Only lines containing the string "content" belong in the answer; copy all of them from the entries.

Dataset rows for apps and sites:
<<<<

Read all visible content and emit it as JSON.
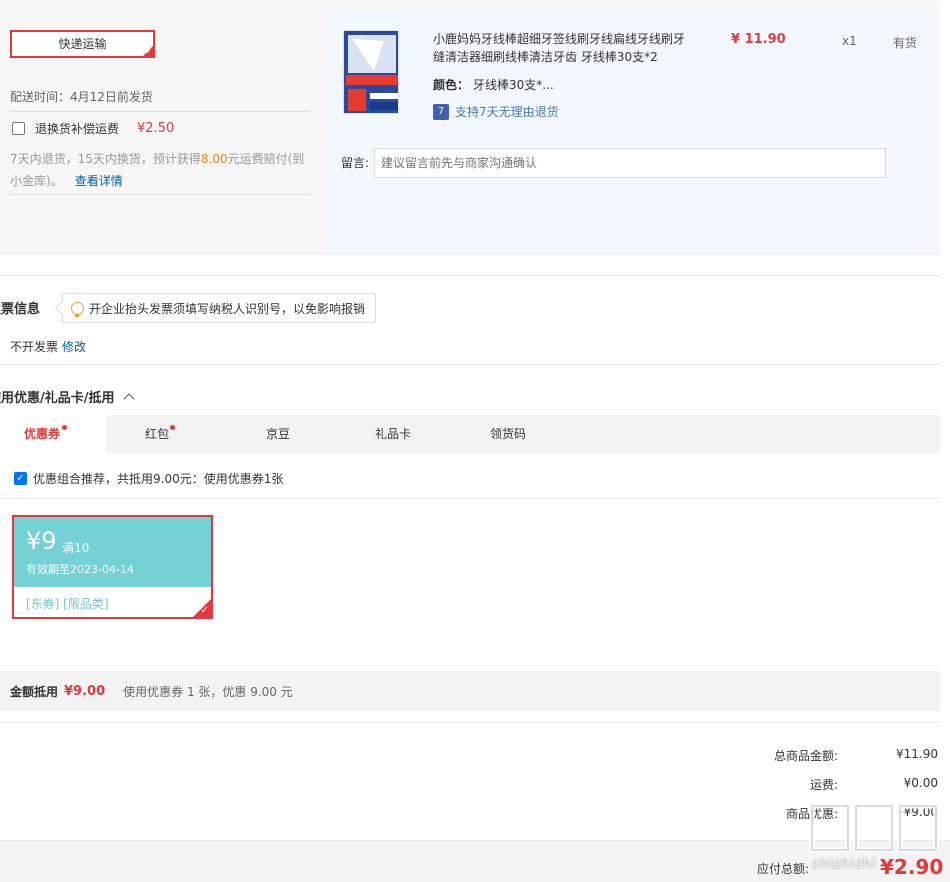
{
  "shipping": {
    "method_label": "快递运输",
    "delivery_time": "配送时间：4月12日前发货",
    "return_insurance_label": "退换货补偿运费",
    "return_insurance_price": "¥2.50",
    "insurance_desc_pre": "7天内退货，15天内换货，预计获得",
    "insurance_desc_amount": "8.00",
    "insurance_desc_post": "元运费赔付(到小金库)。",
    "insurance_detail_link": "查看详情"
  },
  "product": {
    "name": "小鹿妈妈牙线棒超细牙签线刷牙线扁线牙线刷牙缝清洁器细刷线棒清洁牙齿 牙线棒30支*2",
    "price": "¥ 11.90",
    "qty": "x1",
    "stock": "有货",
    "color_label": "颜色：",
    "color_value": "牙线棒30支*...",
    "return_policy": "支持7天无理由退货",
    "remark_label": "留言:",
    "remark_placeholder": "建议留言前先与商家沟通确认"
  },
  "invoice": {
    "title": "发票信息",
    "tip": "开企业抬头发票须填写纳税人识别号，以免影响报销",
    "value": "不开发票",
    "edit_link": "修改"
  },
  "coupons": {
    "title": "使用优惠/礼品卡/抵用",
    "tabs": [
      "优惠券",
      "红包",
      "京豆",
      "礼品卡",
      "领货码"
    ],
    "combo_label": "优惠组合推荐，共抵用9.00元：使用优惠券1张",
    "coupon": {
      "amount": "¥9",
      "condition": "满10",
      "valid": "有效期至2023-04-14",
      "tags": "[东券] [限品类]"
    },
    "deduct_label": "金额抵用",
    "deduct_amount": "¥9.00",
    "deduct_note": "使用优惠券 1 张，优惠 9.00 元"
  },
  "summary": {
    "goods_label": "总商品金额:",
    "goods_value": "¥11.90",
    "freight_label": "运费:",
    "freight_value": "¥0.00",
    "discount_label": "商品优惠:",
    "discount_value": "-¥9.00",
    "total_label": "应付总额:",
    "total_value": "¥2.90"
  },
  "watermark": "zhizhizhi",
  "colors": {
    "accent_red": "#e4393c",
    "link_blue": "#005ea7",
    "coupon_teal": "#74d2d4"
  }
}
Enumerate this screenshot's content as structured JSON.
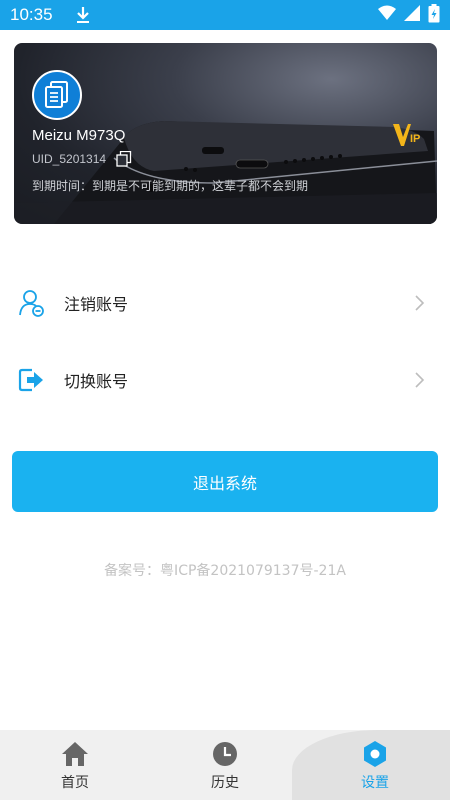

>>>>

→ **Written reply**
Read all visible content and emit it as JSON.
Enumerate this screenshot's content as structured JSON.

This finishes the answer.